Adventures in Evo-Devo
Nipam Patel’s lab is in the process of moving to the MBL. Below, he discusses highlights of his lab’s research. Half of my lab works on Parhyale hawaiensis [or beach hopper, a small crustacean], a research system we’ve developed to study many aspects of development and evolution, including how body plans evolve. We've been developing this model since I was at University of Chicago [1995-2003] and a graduate student in my lab isolated the animals from the filtration system at Shedd Aquarium. Parhyale is a very nice example of how you go from a system that was almost never worked on to the sort of model we have now, where we have lots of experimental approaches that work very well, including genome editing. It took quite a long time to do, but given the recent advances in so many techniques, such as genome sequencing and gene editing with CRISPR-Cas9, now we can envision recapitulating that same level of progress in much less time with an increasing diversity of new research organisms.
And Parhyale has worked well because we’ve had interesting questions to ask. Parhyale has a very different mechanism for setting up its body segments than Drosophila does, and it has a rich diversity of limb morphologies that we were using to understand how the body plan is put together. One focus has been the role of Hox genes in the control of limb identity, and that work has gone really well. We published a paper where we used CRISPR-Cas9 to knock out six of the nine Hox genes at once, which gave us a relatively comprehensive initial understanding of how limb specification works, which we have now followed up on with more detailed analyses, including the production of double and triple mutants. Furthermore, our results led to interesting evolutionary insights, because knowing how these genes functioned in Parhyale painted a completely different picture of how these genes were involved in the evolution of the crustacean body plan than we would have had using just the data from insects. One of the things we're excited about at the MBL is now we can expand this research to other crustaceans. And finally, we discovered that Parhyale can regenerate its germline, so that’s something we are excited by and will keep studying.

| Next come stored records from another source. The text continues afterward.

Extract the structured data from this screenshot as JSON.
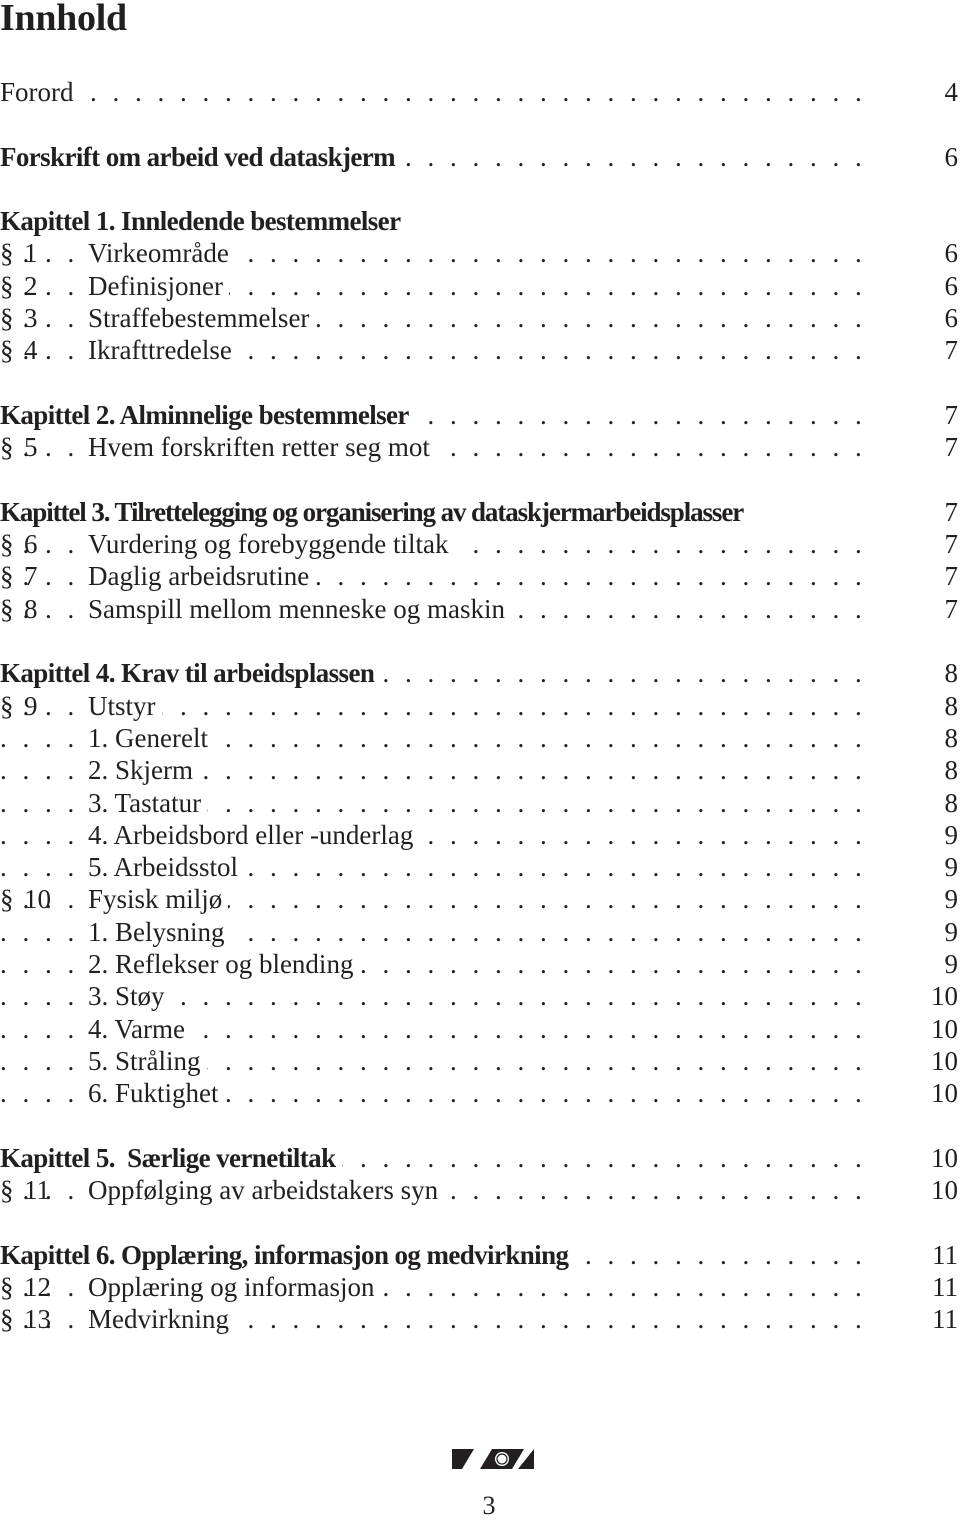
{
  "title": "Innhold",
  "leader_dots": ". . . . . . . . . . . . . . . . . . . . . . . . . . . . . . . . . . . . . . . . . . . . . . . . . . . . . . . . . . . . . . . . . . . .",
  "section_symbol": "§",
  "entries": [
    {
      "type": "plain",
      "label": "Forord",
      "page": "4"
    },
    {
      "type": "heading",
      "label": "Forskrift om arbeid ved dataskjerm",
      "page": "6"
    },
    {
      "type": "heading",
      "label": "Kapittel 1. Innledende bestemmelser",
      "page": ""
    },
    {
      "type": "section",
      "num": "1",
      "label": "Virkeområde",
      "page": "6"
    },
    {
      "type": "section",
      "num": "2",
      "label": "Definisjoner",
      "page": "6"
    },
    {
      "type": "section",
      "num": "3",
      "label": "Straffebestemmelser",
      "page": "6"
    },
    {
      "type": "section",
      "num": "4",
      "label": "Ikrafttredelse",
      "page": "7"
    },
    {
      "type": "heading",
      "label": "Kapittel 2. Alminnelige bestemmelser",
      "page": "7"
    },
    {
      "type": "section",
      "num": "5",
      "label": "Hvem forskriften retter seg mot",
      "page": "7"
    },
    {
      "type": "heading",
      "label": "Kapittel 3. Tilrettelegging og organisering av dataskjermarbeidsplasser",
      "page": "7"
    },
    {
      "type": "section",
      "num": "6",
      "label": "Vurdering og forebyggende tiltak",
      "page": "7"
    },
    {
      "type": "section",
      "num": "7",
      "label": "Daglig arbeidsrutine",
      "page": "7"
    },
    {
      "type": "section",
      "num": "8",
      "label": "Samspill mellom menneske og maskin",
      "page": "7"
    },
    {
      "type": "heading",
      "label": "Kapittel 4. Krav til arbeidsplassen",
      "page": "8"
    },
    {
      "type": "section",
      "num": "9",
      "label": "Utstyr",
      "page": "8"
    },
    {
      "type": "sub",
      "label": "1. Generelt",
      "page": "8"
    },
    {
      "type": "sub",
      "label": "2. Skjerm",
      "page": "8"
    },
    {
      "type": "sub",
      "label": "3. Tastatur",
      "page": "8"
    },
    {
      "type": "sub",
      "label": "4. Arbeidsbord eller -underlag",
      "page": "9"
    },
    {
      "type": "sub",
      "label": "5. Arbeidsstol",
      "page": "9"
    },
    {
      "type": "section",
      "num": "10",
      "label": "Fysisk miljø",
      "page": "9"
    },
    {
      "type": "sub",
      "label": "1. Belysning",
      "page": "9"
    },
    {
      "type": "sub",
      "label": "2. Reflekser og blending",
      "page": "9"
    },
    {
      "type": "sub",
      "label": "3. Støy",
      "page": "10"
    },
    {
      "type": "sub",
      "label": "4. Varme",
      "page": "10"
    },
    {
      "type": "sub",
      "label": "5. Stråling",
      "page": "10"
    },
    {
      "type": "sub",
      "label": "6. Fuktighet",
      "page": "10"
    },
    {
      "type": "heading",
      "label": "Kapittel 5.  Særlige vernetiltak",
      "page": "10"
    },
    {
      "type": "section",
      "num": "11",
      "label": "Oppfølging av arbeidstakers syn",
      "page": "10"
    },
    {
      "type": "heading",
      "label": "Kapittel 6. Opplæring, informasjon og medvirkning",
      "page": "11"
    },
    {
      "type": "section",
      "num": "12",
      "label": "Opplæring og informasjon",
      "page": "11"
    },
    {
      "type": "section",
      "num": "13",
      "label": "Medvirkning",
      "page": "11"
    }
  ],
  "footer": {
    "logo_icon": "arbeidstilsynet-logo-icon",
    "page_number": "3"
  }
}
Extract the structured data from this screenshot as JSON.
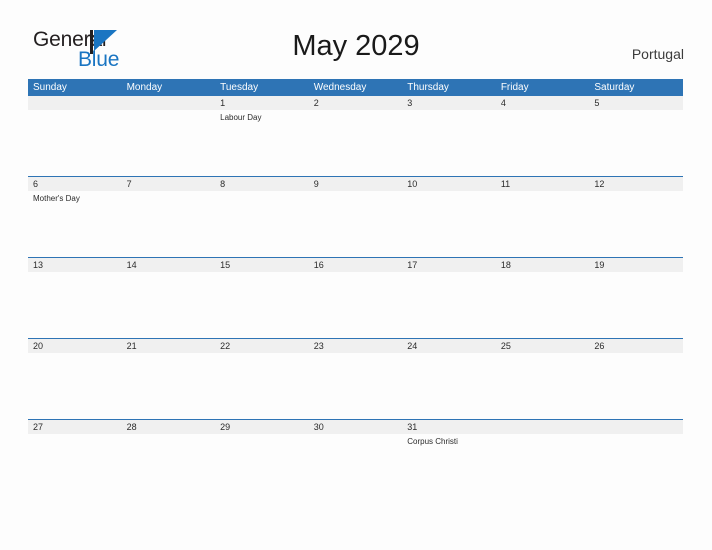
{
  "brand": {
    "name_part1": "General",
    "name_part2": "Blue",
    "flag_icon": "triangle-flag-icon",
    "accent_color": "#1a75c2"
  },
  "header": {
    "title": "May 2029",
    "region": "Portugal"
  },
  "colors": {
    "header_bar": "#2e74b5",
    "date_band": "#f0f0f0",
    "rule": "#2e74b5",
    "text": "#2b2b2b",
    "page_background": "#fdfdfd"
  },
  "calendar": {
    "month": "May",
    "year": "2029",
    "weekday_headers": [
      "Sunday",
      "Monday",
      "Tuesday",
      "Wednesday",
      "Thursday",
      "Friday",
      "Saturday"
    ],
    "weeks": [
      {
        "days": [
          {
            "date": "",
            "event": ""
          },
          {
            "date": "",
            "event": ""
          },
          {
            "date": "1",
            "event": "Labour Day"
          },
          {
            "date": "2",
            "event": ""
          },
          {
            "date": "3",
            "event": ""
          },
          {
            "date": "4",
            "event": ""
          },
          {
            "date": "5",
            "event": ""
          }
        ]
      },
      {
        "days": [
          {
            "date": "6",
            "event": "Mother's Day"
          },
          {
            "date": "7",
            "event": ""
          },
          {
            "date": "8",
            "event": ""
          },
          {
            "date": "9",
            "event": ""
          },
          {
            "date": "10",
            "event": ""
          },
          {
            "date": "11",
            "event": ""
          },
          {
            "date": "12",
            "event": ""
          }
        ]
      },
      {
        "days": [
          {
            "date": "13",
            "event": ""
          },
          {
            "date": "14",
            "event": ""
          },
          {
            "date": "15",
            "event": ""
          },
          {
            "date": "16",
            "event": ""
          },
          {
            "date": "17",
            "event": ""
          },
          {
            "date": "18",
            "event": ""
          },
          {
            "date": "19",
            "event": ""
          }
        ]
      },
      {
        "days": [
          {
            "date": "20",
            "event": ""
          },
          {
            "date": "21",
            "event": ""
          },
          {
            "date": "22",
            "event": ""
          },
          {
            "date": "23",
            "event": ""
          },
          {
            "date": "24",
            "event": ""
          },
          {
            "date": "25",
            "event": ""
          },
          {
            "date": "26",
            "event": ""
          }
        ]
      },
      {
        "days": [
          {
            "date": "27",
            "event": ""
          },
          {
            "date": "28",
            "event": ""
          },
          {
            "date": "29",
            "event": ""
          },
          {
            "date": "30",
            "event": ""
          },
          {
            "date": "31",
            "event": "Corpus Christi"
          },
          {
            "date": "",
            "event": ""
          },
          {
            "date": "",
            "event": ""
          }
        ]
      }
    ]
  }
}
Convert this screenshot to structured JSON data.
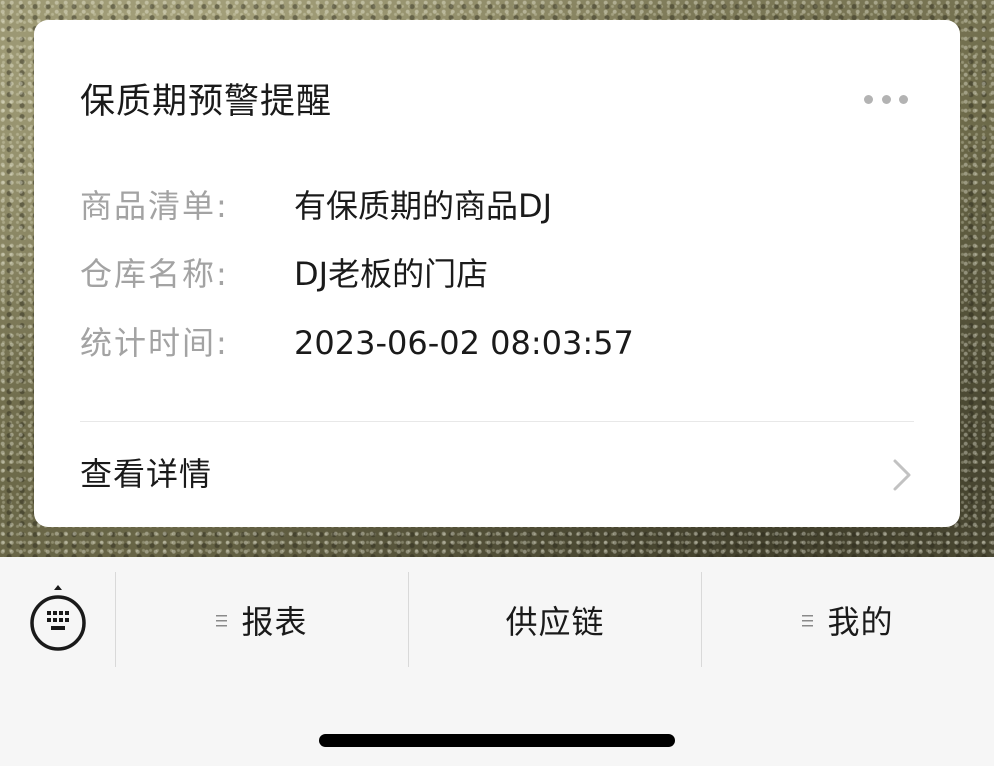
{
  "card": {
    "title": "保质期预警提醒",
    "more_icon": "more-horizontal-icon",
    "fields": [
      {
        "label": "商品清单:",
        "value": "有保质期的商品DJ"
      },
      {
        "label": "仓库名称:",
        "value": "DJ老板的门店"
      },
      {
        "label": "统计时间:",
        "value": "2023-06-02 08:03:57"
      }
    ],
    "detail_link": "查看详情",
    "detail_icon": "chevron-right-icon"
  },
  "tabbar": {
    "keyboard_icon": "keyboard-icon",
    "tabs": [
      {
        "label": "报表",
        "icon": "menu-icon"
      },
      {
        "label": "供应链"
      },
      {
        "label": "我的",
        "icon": "menu-icon"
      }
    ]
  },
  "colors": {
    "label_gray": "#a3a3a3",
    "text_dark": "#1a1a1a",
    "card_bg": "#ffffff",
    "tabbar_bg": "#f6f6f6"
  }
}
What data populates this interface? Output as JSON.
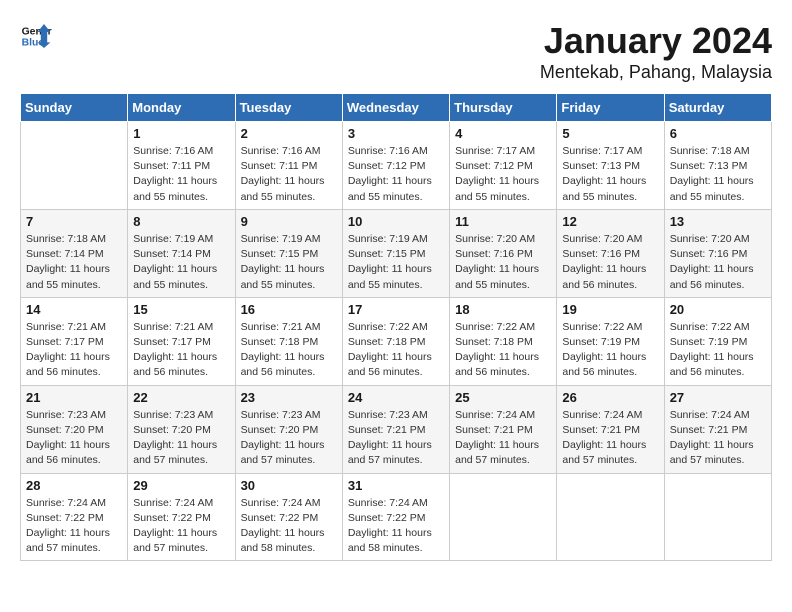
{
  "header": {
    "logo_line1": "General",
    "logo_line2": "Blue",
    "month": "January 2024",
    "location": "Mentekab, Pahang, Malaysia"
  },
  "days_of_week": [
    "Sunday",
    "Monday",
    "Tuesday",
    "Wednesday",
    "Thursday",
    "Friday",
    "Saturday"
  ],
  "weeks": [
    [
      {
        "day": "",
        "info": ""
      },
      {
        "day": "1",
        "info": "Sunrise: 7:16 AM\nSunset: 7:11 PM\nDaylight: 11 hours\nand 55 minutes."
      },
      {
        "day": "2",
        "info": "Sunrise: 7:16 AM\nSunset: 7:11 PM\nDaylight: 11 hours\nand 55 minutes."
      },
      {
        "day": "3",
        "info": "Sunrise: 7:16 AM\nSunset: 7:12 PM\nDaylight: 11 hours\nand 55 minutes."
      },
      {
        "day": "4",
        "info": "Sunrise: 7:17 AM\nSunset: 7:12 PM\nDaylight: 11 hours\nand 55 minutes."
      },
      {
        "day": "5",
        "info": "Sunrise: 7:17 AM\nSunset: 7:13 PM\nDaylight: 11 hours\nand 55 minutes."
      },
      {
        "day": "6",
        "info": "Sunrise: 7:18 AM\nSunset: 7:13 PM\nDaylight: 11 hours\nand 55 minutes."
      }
    ],
    [
      {
        "day": "7",
        "info": "Sunrise: 7:18 AM\nSunset: 7:14 PM\nDaylight: 11 hours\nand 55 minutes."
      },
      {
        "day": "8",
        "info": "Sunrise: 7:19 AM\nSunset: 7:14 PM\nDaylight: 11 hours\nand 55 minutes."
      },
      {
        "day": "9",
        "info": "Sunrise: 7:19 AM\nSunset: 7:15 PM\nDaylight: 11 hours\nand 55 minutes."
      },
      {
        "day": "10",
        "info": "Sunrise: 7:19 AM\nSunset: 7:15 PM\nDaylight: 11 hours\nand 55 minutes."
      },
      {
        "day": "11",
        "info": "Sunrise: 7:20 AM\nSunset: 7:16 PM\nDaylight: 11 hours\nand 55 minutes."
      },
      {
        "day": "12",
        "info": "Sunrise: 7:20 AM\nSunset: 7:16 PM\nDaylight: 11 hours\nand 56 minutes."
      },
      {
        "day": "13",
        "info": "Sunrise: 7:20 AM\nSunset: 7:16 PM\nDaylight: 11 hours\nand 56 minutes."
      }
    ],
    [
      {
        "day": "14",
        "info": "Sunrise: 7:21 AM\nSunset: 7:17 PM\nDaylight: 11 hours\nand 56 minutes."
      },
      {
        "day": "15",
        "info": "Sunrise: 7:21 AM\nSunset: 7:17 PM\nDaylight: 11 hours\nand 56 minutes."
      },
      {
        "day": "16",
        "info": "Sunrise: 7:21 AM\nSunset: 7:18 PM\nDaylight: 11 hours\nand 56 minutes."
      },
      {
        "day": "17",
        "info": "Sunrise: 7:22 AM\nSunset: 7:18 PM\nDaylight: 11 hours\nand 56 minutes."
      },
      {
        "day": "18",
        "info": "Sunrise: 7:22 AM\nSunset: 7:18 PM\nDaylight: 11 hours\nand 56 minutes."
      },
      {
        "day": "19",
        "info": "Sunrise: 7:22 AM\nSunset: 7:19 PM\nDaylight: 11 hours\nand 56 minutes."
      },
      {
        "day": "20",
        "info": "Sunrise: 7:22 AM\nSunset: 7:19 PM\nDaylight: 11 hours\nand 56 minutes."
      }
    ],
    [
      {
        "day": "21",
        "info": "Sunrise: 7:23 AM\nSunset: 7:20 PM\nDaylight: 11 hours\nand 56 minutes."
      },
      {
        "day": "22",
        "info": "Sunrise: 7:23 AM\nSunset: 7:20 PM\nDaylight: 11 hours\nand 57 minutes."
      },
      {
        "day": "23",
        "info": "Sunrise: 7:23 AM\nSunset: 7:20 PM\nDaylight: 11 hours\nand 57 minutes."
      },
      {
        "day": "24",
        "info": "Sunrise: 7:23 AM\nSunset: 7:21 PM\nDaylight: 11 hours\nand 57 minutes."
      },
      {
        "day": "25",
        "info": "Sunrise: 7:24 AM\nSunset: 7:21 PM\nDaylight: 11 hours\nand 57 minutes."
      },
      {
        "day": "26",
        "info": "Sunrise: 7:24 AM\nSunset: 7:21 PM\nDaylight: 11 hours\nand 57 minutes."
      },
      {
        "day": "27",
        "info": "Sunrise: 7:24 AM\nSunset: 7:21 PM\nDaylight: 11 hours\nand 57 minutes."
      }
    ],
    [
      {
        "day": "28",
        "info": "Sunrise: 7:24 AM\nSunset: 7:22 PM\nDaylight: 11 hours\nand 57 minutes."
      },
      {
        "day": "29",
        "info": "Sunrise: 7:24 AM\nSunset: 7:22 PM\nDaylight: 11 hours\nand 57 minutes."
      },
      {
        "day": "30",
        "info": "Sunrise: 7:24 AM\nSunset: 7:22 PM\nDaylight: 11 hours\nand 58 minutes."
      },
      {
        "day": "31",
        "info": "Sunrise: 7:24 AM\nSunset: 7:22 PM\nDaylight: 11 hours\nand 58 minutes."
      },
      {
        "day": "",
        "info": ""
      },
      {
        "day": "",
        "info": ""
      },
      {
        "day": "",
        "info": ""
      }
    ]
  ]
}
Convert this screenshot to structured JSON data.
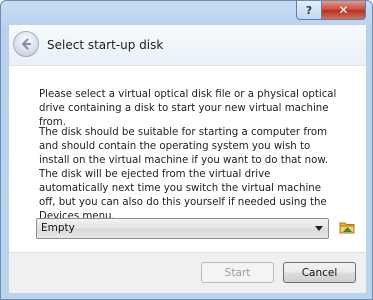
{
  "window": {
    "help_label": "?",
    "close_label": "✕"
  },
  "header": {
    "title": "Select start-up disk",
    "back_icon": "back-arrow-icon"
  },
  "content": {
    "paragraph1": "Please select a virtual optical disk file or a physical optical drive containing a disk to start your new virtual machine from.",
    "paragraph2": "The disk should be suitable for starting a computer from and should contain the operating system you wish to install on the virtual machine if you want to do that now. The disk will be ejected from the virtual drive automatically next time you switch the virtual machine off, but you can also do this yourself if needed using the Devices menu."
  },
  "disk_select": {
    "selected": "Empty",
    "browse_icon": "folder-browse-icon"
  },
  "footer": {
    "start_label": "Start",
    "cancel_label": "Cancel"
  },
  "colors": {
    "title_bar": "#bcd3ee",
    "close_button": "#c7473a",
    "content_bg": "#ffffff",
    "footer_bg": "#f0f0f0"
  }
}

The other part of my lab works with butterflies. We are interested in the biology of structural color and transparency. The physics of how these phenomena work is understood, but we are trying to decipher the cellular and genetic basis of how they are built by the wing scale cells. Aaron Pomerantz and Yuriko Kishi, for instance, are studying moths that create transparent windows in their wings, and trying to understand how they get an area of the wing with no scales. And Rachel Thayer has made great strides in taking a genetic approach to understanding structural color -- the blues and greens in butterfly wings that are created by nanostructures that interact with light.
We have ongoing collaborations with other scientists to understand some of these more elaborate wing nanostructures. For instance, there's a little green hairstreak butterfly that lives on the MBL campus outside of Homestead, and in its scales it has this very, very cool shape called a gyroid, which was a theoretical mathematical shape in the 1970s but it exists in real life in their scales, to create green color. There's a lot of debate as to how they build that complex nanostructure, and with several collaborators we are working on an interesting approach (using hyperspectral imaging of developing wings) to uncover that mechanism. That’s one of the exciting things about being at the MBL: Taking advantage of the imaging systems here to push our ability to see these structures being built.